Signs of Shoreline Deterioration

Maintaining a strong shoreline is important for the local ecosystem, but soft and living shorelines are not immune to damage from weather and time. Recognizing when it's time to restore your shore-side property can be difficult, so what should you keep an eye on to ensure you keep up with the needs of your waterfront?

Signs Your Soft or Living Shoreline Needs Restoration

Erosion and Loss of Vegetation:

  • Indicator: Noticeable loss of vegetation or soil erosion along the shoreline.
  • Implication: Erosion compromises the stability of the shoreline and reduces the protective function of vegetation.

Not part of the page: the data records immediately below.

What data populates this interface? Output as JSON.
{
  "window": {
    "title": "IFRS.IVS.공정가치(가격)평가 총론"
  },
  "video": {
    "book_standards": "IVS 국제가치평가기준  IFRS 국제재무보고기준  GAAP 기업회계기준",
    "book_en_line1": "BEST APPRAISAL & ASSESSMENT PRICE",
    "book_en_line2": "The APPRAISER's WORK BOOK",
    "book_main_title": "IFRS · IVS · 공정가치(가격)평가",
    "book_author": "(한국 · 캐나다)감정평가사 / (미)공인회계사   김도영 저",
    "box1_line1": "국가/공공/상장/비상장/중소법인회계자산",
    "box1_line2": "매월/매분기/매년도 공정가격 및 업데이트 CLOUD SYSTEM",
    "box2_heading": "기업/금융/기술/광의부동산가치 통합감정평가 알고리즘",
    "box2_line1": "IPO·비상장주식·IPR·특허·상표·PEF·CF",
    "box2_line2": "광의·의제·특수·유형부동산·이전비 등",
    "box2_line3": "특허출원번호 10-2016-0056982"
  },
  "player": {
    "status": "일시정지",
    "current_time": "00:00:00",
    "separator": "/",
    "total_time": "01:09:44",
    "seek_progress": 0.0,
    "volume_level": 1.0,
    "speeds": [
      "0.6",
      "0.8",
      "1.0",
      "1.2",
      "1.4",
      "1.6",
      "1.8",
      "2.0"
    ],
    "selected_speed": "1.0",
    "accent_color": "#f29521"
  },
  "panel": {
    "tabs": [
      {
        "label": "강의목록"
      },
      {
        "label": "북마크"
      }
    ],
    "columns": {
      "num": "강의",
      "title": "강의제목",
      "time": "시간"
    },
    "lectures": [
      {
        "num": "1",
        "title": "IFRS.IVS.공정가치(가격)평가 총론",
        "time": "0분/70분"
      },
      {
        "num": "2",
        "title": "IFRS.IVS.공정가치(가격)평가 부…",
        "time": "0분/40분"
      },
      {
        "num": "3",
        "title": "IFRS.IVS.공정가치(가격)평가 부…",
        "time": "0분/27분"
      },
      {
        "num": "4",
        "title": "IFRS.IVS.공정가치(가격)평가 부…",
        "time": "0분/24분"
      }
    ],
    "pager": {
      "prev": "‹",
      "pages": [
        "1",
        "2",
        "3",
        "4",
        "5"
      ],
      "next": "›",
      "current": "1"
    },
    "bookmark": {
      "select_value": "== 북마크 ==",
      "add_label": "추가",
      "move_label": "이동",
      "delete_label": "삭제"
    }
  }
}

Restoration is needed to reinforce the shoreline and replant native vegetation.

Decline in Biodiversity:

  • Indicator: Reduced presence of native plants and a decline in wildlife activity.
  • Implication: A decrease in biodiversity indicates an imbalance in the ecosystem. Restoration involves reintroducing native plant species to support local wildlife and restore the ecological equilibrium.

Freshwater Level Changes:

  • Indicator: Evidence of fluctuating freshwater levels causing increased flooding or changes in lake level.
  • Implication: Changing water levels can impact the health of soft or living shorelines along lakeshores. Restoration efforts may involve adjusting vegetation types or implementing measures to adapt to evolving lake conditions.

Storm Damage:

  • Indicator: Visible damage, such as uprooted vegetation or shifted sediments, after storms or extreme weather events.
  • Implication: Storms can disrupt the natural balance of a soft or living shoreline. Restoration may be necessary to repair damage, replant vegetation, and reinforce the shoreline against future storm impacts.

Altered Hydrology:

  • Indicator: Changes in water flow patterns, such as increased sedimentation or altered tidal movements.
  • Implication: Altered hydrology affects the overall health of the shoreline ecosystem. Restoration efforts may focus on reestablishing natural water flow patterns and sediment dynamics